1. A bandwidth management system for multiple-service mobile networks for use with a plurality of instances of mobile communications devices, the bandwidth management system comprising:

At least one first interface, the at least one first interface for receiving call/session state information from a plurality of communications silos using a mobile network, each communications silo providing at least one communications service;
At least one second interface, the at least one second interface for transmitting control messages to the plurality of communications silos, the control messages comprising call/session admission control settings and application QoS parameter settings;
At least one network monitor for measuring packet-level network transport and producing packet-level network transport measurement information responsive to packet-level network transport processes in the mobile network;
At least one control system in communications with the at least first and second interfaces, the control system for performing computations responsive to the received call/session state information and packet-level network transport measurement information, the control system producing the control messages to be transmitted to the plurality of communications silos;
wherein the control system controls both call/session admission control settings and application QoS parameter settings responsive to call/session state information and packet-level network transport measurement information.

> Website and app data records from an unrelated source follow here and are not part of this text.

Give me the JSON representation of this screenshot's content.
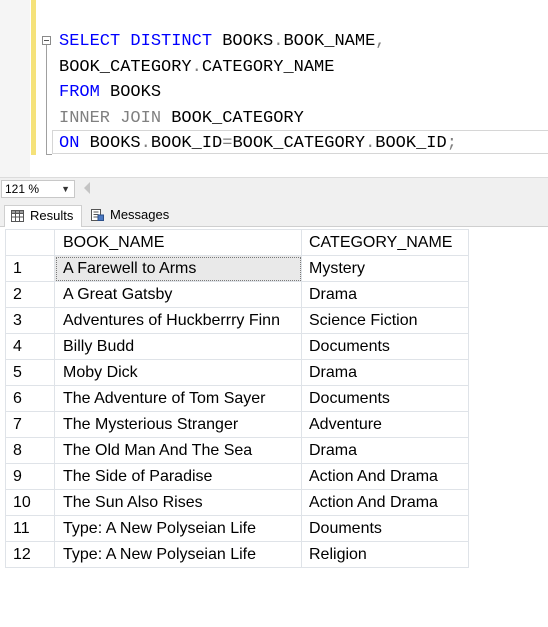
{
  "editor": {
    "lines": [
      [
        {
          "t": "SELECT DISTINCT ",
          "c": "kw"
        },
        {
          "t": "BOOKS",
          "c": "ident"
        },
        {
          "t": ".",
          "c": "gray"
        },
        {
          "t": "BOOK_NAME",
          "c": "ident"
        },
        {
          "t": ",",
          "c": "gray"
        }
      ],
      [
        {
          "t": "BOOK_CATEGORY",
          "c": "ident"
        },
        {
          "t": ".",
          "c": "gray"
        },
        {
          "t": "CATEGORY_NAME",
          "c": "ident"
        }
      ],
      [
        {
          "t": "FROM ",
          "c": "kw"
        },
        {
          "t": "BOOKS",
          "c": "ident"
        }
      ],
      [
        {
          "t": "INNER JOIN ",
          "c": "gray"
        },
        {
          "t": "BOOK_CATEGORY",
          "c": "ident"
        }
      ],
      [
        {
          "t": "ON ",
          "c": "kw"
        },
        {
          "t": "BOOKS",
          "c": "ident"
        },
        {
          "t": ".",
          "c": "gray"
        },
        {
          "t": "BOOK_ID",
          "c": "ident"
        },
        {
          "t": "=",
          "c": "gray"
        },
        {
          "t": "BOOK_CATEGORY",
          "c": "ident"
        },
        {
          "t": ".",
          "c": "gray"
        },
        {
          "t": "BOOK_ID",
          "c": "ident"
        },
        {
          "t": ";",
          "c": "gray"
        }
      ]
    ]
  },
  "zoom": {
    "value": "121 %"
  },
  "tabs": {
    "results_label": "Results",
    "messages_label": "Messages"
  },
  "grid": {
    "headers": [
      "BOOK_NAME",
      "CATEGORY_NAME"
    ],
    "rows": [
      {
        "num": "1",
        "book": "A Farewell to Arms",
        "category": "Mystery"
      },
      {
        "num": "2",
        "book": "A Great Gatsby",
        "category": "Drama"
      },
      {
        "num": "3",
        "book": "Adventures of Huckberrry Finn",
        "category": "Science Fiction"
      },
      {
        "num": "4",
        "book": "Billy Budd",
        "category": "Documents"
      },
      {
        "num": "5",
        "book": "Moby Dick",
        "category": "Drama"
      },
      {
        "num": "6",
        "book": "The Adventure of Tom Sayer",
        "category": "Documents"
      },
      {
        "num": "7",
        "book": "The Mysterious Stranger",
        "category": "Adventure"
      },
      {
        "num": "8",
        "book": "The Old Man And The Sea",
        "category": "Drama"
      },
      {
        "num": "9",
        "book": "The Side of Paradise",
        "category": "Action And Drama"
      },
      {
        "num": "10",
        "book": "The Sun Also Rises",
        "category": "Action And Drama"
      },
      {
        "num": "11",
        "book": "Type: A New Polyseian Life",
        "category": "Douments"
      },
      {
        "num": "12",
        "book": "Type: A New Polyseian Life",
        "category": "Religion"
      }
    ]
  },
  "colors": {
    "keyword": "#0000ff",
    "operator": "#808080",
    "changebar": "#f5e27a",
    "selected_cell": "#e9e9e9"
  },
  "icons": {
    "results": "grid-icon",
    "messages": "messages-icon",
    "outline": "collapse-icon"
  }
}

2. The bandwidth management system of claim 1 wherein the at least one communications service from at least one communications silo involves the transport of real-time two-way video.

3. The bandwidth management system of claim 1 wherein the at least one communications service from at least one communications silo involves a high-bandwidth communication.

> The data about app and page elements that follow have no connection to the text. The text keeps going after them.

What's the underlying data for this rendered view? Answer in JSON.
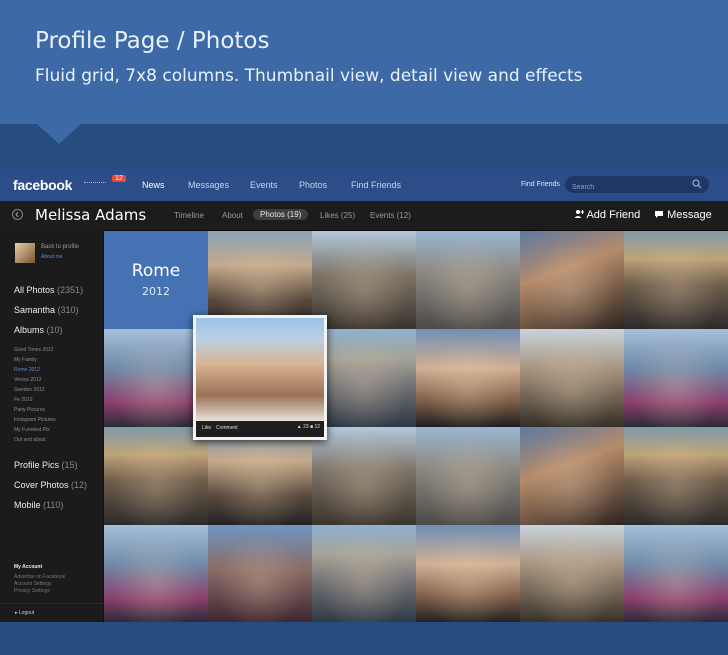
{
  "header": {
    "title": "Profile Page / Photos",
    "subtitle": "Fluid grid, 7x8 columns. Thumbnail view, detail view and effects"
  },
  "topbar": {
    "logo": "facebook",
    "notification_count": "12",
    "nav": [
      "News",
      "Messages",
      "Events",
      "Photos",
      "Find Friends"
    ],
    "active_nav": "News",
    "find_friends_label": "Find Friends",
    "search_placeholder": "Search"
  },
  "profile": {
    "name": "Melissa Adams",
    "tabs": [
      "Timeline",
      "About",
      "Photos (19)",
      "Likes (25)",
      "Events (12)"
    ],
    "active_tab": "Photos (19)",
    "add_friend": "Add Friend",
    "message": "Message"
  },
  "sidebar": {
    "back_to_profile": "Back to profile",
    "about_me": "About me",
    "items": [
      {
        "label": "All Photos",
        "count": "(2351)"
      },
      {
        "label": "Samantha",
        "count": "(310)"
      },
      {
        "label": "Albums",
        "count": "(10)"
      }
    ],
    "albums": [
      "Good Times 2012",
      "My Family",
      "Rome 2012",
      "Venice 2012",
      "Sweden 2012",
      "Fe 2010",
      "Party Pictures",
      "Instagram Pictures",
      "My Funniest Pix",
      "Out and about"
    ],
    "active_album": "Rome 2012",
    "more": [
      {
        "label": "Profile Pics",
        "count": "(15)"
      },
      {
        "label": "Cover Photos",
        "count": "(12)"
      },
      {
        "label": "Mobile",
        "count": "(110)"
      }
    ],
    "account_title": "My Account",
    "account_links": [
      "Advertise on Facebook",
      "Account Settings",
      "Privacy Settings"
    ],
    "logout": "Logout"
  },
  "album": {
    "title": "Rome",
    "year": "2012"
  },
  "popup": {
    "like": "Like",
    "comment": "Comment",
    "likes": "23",
    "comments": "12"
  },
  "colors": {
    "facebook_blue": "#2d4d88",
    "accent": "#4472b3",
    "link": "#5b8bd1",
    "notification": "#e8493f"
  }
}
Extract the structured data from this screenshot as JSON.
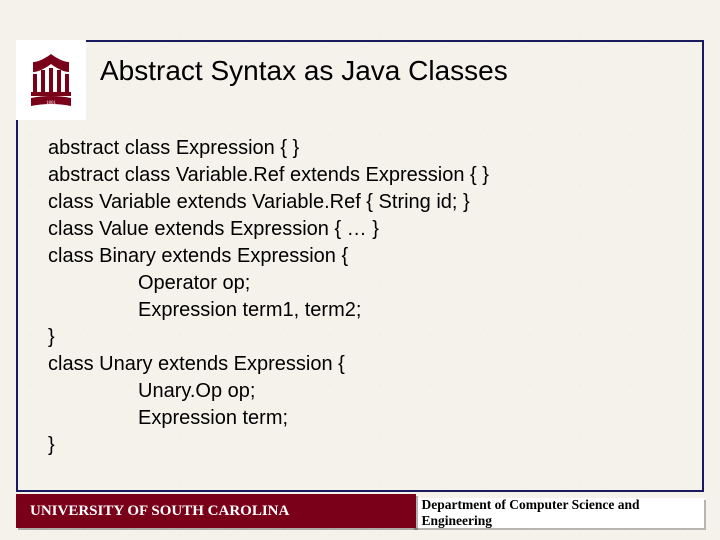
{
  "title": "Abstract Syntax as Java Classes",
  "code": {
    "l1": "abstract class Expression { }",
    "l2": "abstract class Variable.Ref extends Expression { }",
    "l3": "class Variable extends Variable.Ref { String id; }",
    "l4": "class Value extends Expression { … }",
    "l5": "class Binary extends Expression {",
    "l6": "Operator op;",
    "l7": "Expression term1, term2;",
    "l8": "}",
    "l9": "class Unary extends Expression {",
    "l10": "Unary.Op op;",
    "l11": "Expression term;",
    "l12": "}"
  },
  "footer": {
    "left": "UNIVERSITY OF SOUTH CAROLINA",
    "right": "Department of Computer Science and Engineering"
  }
}
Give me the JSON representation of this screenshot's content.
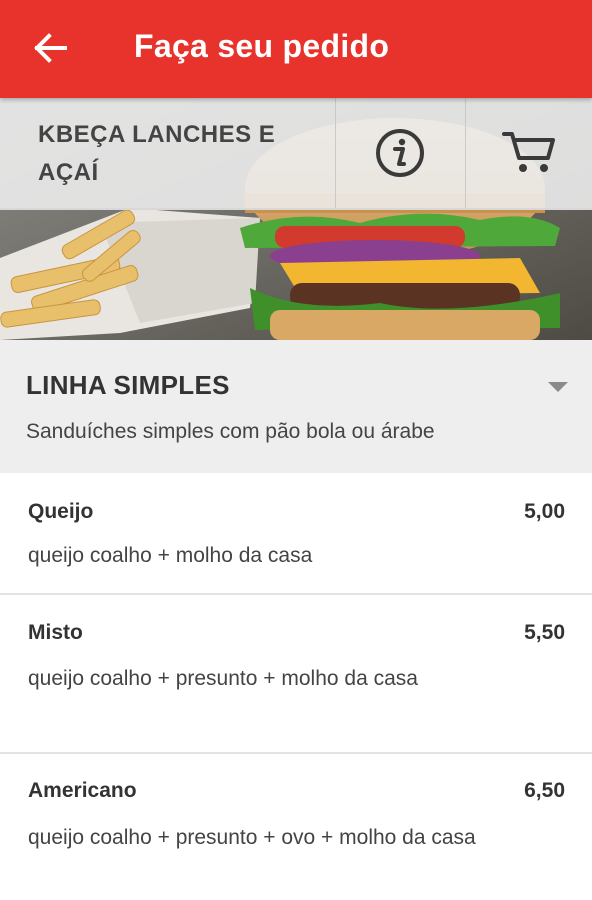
{
  "appbar": {
    "title": "Faça seu pedido",
    "color": "#e8332c",
    "back_icon": "arrow-left-icon"
  },
  "store": {
    "name": "KBEÇA LANCHES E AÇAÍ",
    "info_icon": "info-icon",
    "cart_icon": "cart-icon",
    "banner": "burger-and-fries-photo"
  },
  "category": {
    "title": "LINHA SIMPLES",
    "description": "Sanduíches simples com pão bola ou árabe",
    "dropdown_icon": "dropdown-arrow-icon"
  },
  "items": [
    {
      "name": "Queijo",
      "price": "5,00",
      "description": "queijo coalho + molho da casa"
    },
    {
      "name": "Misto",
      "price": "5,50",
      "description": "queijo coalho + presunto + molho da casa"
    },
    {
      "name": "Americano",
      "price": "6,50",
      "description": "queijo coalho + presunto + ovo + molho da casa"
    }
  ]
}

Patent History

Publication number: 20140204172
Type: Application
Filed: Mar 24, 2014
Publication Date: Jul 24, 2014
Patent Grant number: 9203889
Applicant: AVISTAR COMMUNICATIONS CORPORATION (San Mateo, CA)
Inventors: ANTON F. RODDE (Santa Fe, NM), LESTER F. LUDWIG (Houston, TX)
Application Number: 14/224,025

Classifications

Current U.S. Class: Over Wireless Communication (348/14.02)
International Classification: H04L 29/06 (20060101); H04N 7/14 (20060101);